With the start of school less than two weeks away,
administrators are keeping a close eye on class sizes and making
adjustments to balance out the number of children in classrooms at
each grade level.
A class size “watch list” was the hot topic of discussion at
last night’s school board meeting. The list, below and also
available on South Kitsap School District’s website, shows grade
levels and sections at each school that are overcrowded by
standards of the local teachers’ union, the South Kitsap Educations
Association. Some math and science classes at the high school show
up to 40 students per section. Other areas of particular concern
are East Port Orchard Elementary, where more than half the classes
are near or at maximum capacity, and John Sedgwick Junior High,
where most science and math classes are near, at or above the max.
Take a look at the list to see where your child’s school and grade
The watch list is in flux, as administrators try to balance
class sizes, but South Kitsap is up against challenging budget
constraints, entering the new school year with the largest
reduction in force in recent memory.
Sixty-one teaching positions were slated for elimination in May.
The district got some enhanced funding from the state and made
other adjustments, enabling some positions to be restored. (And the
original RIF counted four positions twice.) The RIF now stands at
39.5 FTE teachers, according to finance director Sandy Rotella
(although the budget document reviewed at last night’s meeting says
42.8 positions). Certificated staffing (teachers) will drop from
617 last year to 575 this school year, for a projected enrollment
of 9,086 students, according to the posted budget. So some increase
in class sizes is inevitable, especially at the secondary level,
where classes have previously been staffed more generously than the
teachers’ contract calls for.
The teachers’ union is in the midst of tense negotiations.
Members are supposed to vote on a contract on Monday. But class
sizes have become a sticking point. At last night’s meeting
Superintendent Michelle Reid outlined the district’s dilemma when
it comes to balancing class sizes and teachers’ pay. Eighty-five
percent of the district’s budget is for personnel, said Reid, so
one way or another the number of people times the amount they are
paid must equal 85 percent of revenues. The district and the union
must strike a balance between more teachers and higher pay, Reid
There is some funding that may be allocated for additional
positions, but the district is proceeding cautiously, she
Another aspect of the contract that bears directly on students
is language governing class sizes. The current contract lists

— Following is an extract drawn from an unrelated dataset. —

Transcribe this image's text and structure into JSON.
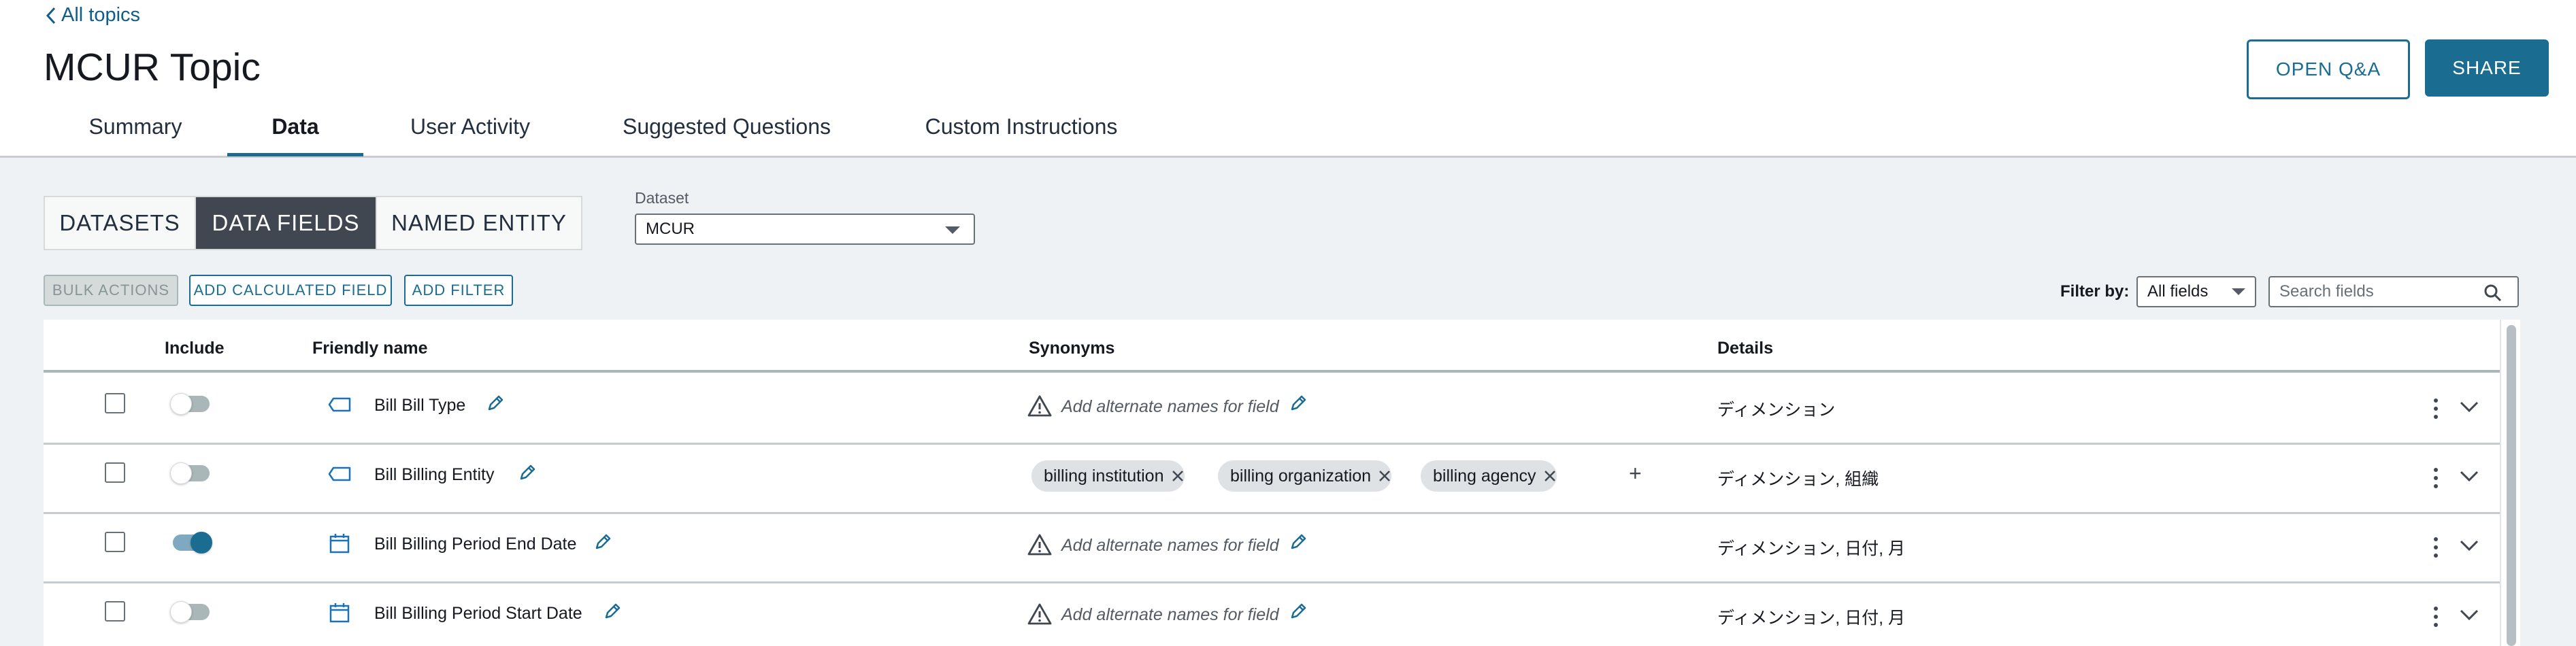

“preferred” and “maximum” average class sizes at each grade level.
Here it is, with preferred and max listed in that order (I’ve only
listed academic classes; PE allows more per section at each level,
which is detailed on the watch list.)
K-3rd: 1:24; 1:25
4th: 1:28; 1:29
5th-6th: 1:30; 1:31
“Split” classes that combine two or more elementary grade
1-3: 1:22; 1:24
4-5: 1:25; 1:27
5-6: 1:28; 1:30
7-9: 1:33; 1:35
10-12: 1:35; 1:37
Teachers receive monetary compensation for each class with
students over the maximum, but without exception, all would prefer
to skip the bonus, said John Richardson, union president.
According to union spokeswoman Judy Arbogast, teachers expect up
to 3 additional students per class in many classes at the junior
high and secondary levels. While one or two students here and there
may not sound like much, one secondary teacher, commenting on blog
post by the superintendent put it this way:
In the past few years, my class sizes have risen from about
28 to about 35 students per class. With average class sizes of 35,
I cannot meet the needs of every student, no matter how hard I try.
I want to give individualized feedback on student work, but
struggle when there are just too many essays to grade or projects
to evaluate. …
The challenges of more students in each class and a higher
workload outside the school day are some of what is driving good,
competent teachers out of the profession. I know of several
colleagues who have left SK in the past years (many of their
positions have NOT been filled) and our department and school are
poorer without them.
Karen Little a counselor at John Sedgwick Junior High School,
said the concept of average class sizes is misleading, because some
like special education are as low as 12, pushing the allowed
average maximum up well above 30 students. Tasked with assigning
students to classes, Little is struggling.
“I feel like I’m playing chess and somebody’s given me a quarter
of a board, and I can’t move anything” Little said.
Teachers also are concerned about increased class sizes in split
classrooms. New learning standards and high stakes tests require
focused instruction, making it hard for teachers to devote adequate
time to students at each grade level. “It’s impossible for me to
teach the entire curriculum in half the time,” said Kim Waterman,
who teaches a 5-6 split. “It’s impossible to do a really good job
by those kids. And that bothers me.”
Chris Lemke noted that the number of students in elementary
schools varies. Some schools are crowded; others are below
capacity. Lemke said the board recently began talking about ways to
even out the distribution, either by moving students to a different
school or re-drawing district boundaries. If any of that happens,
Lemke said, it won’t happen quickly.
Reporter Steve Gardner is working on a story about how students
are assigned to classes. It’s set to run Tuesday.
Class Size Watch List
Share on Facebook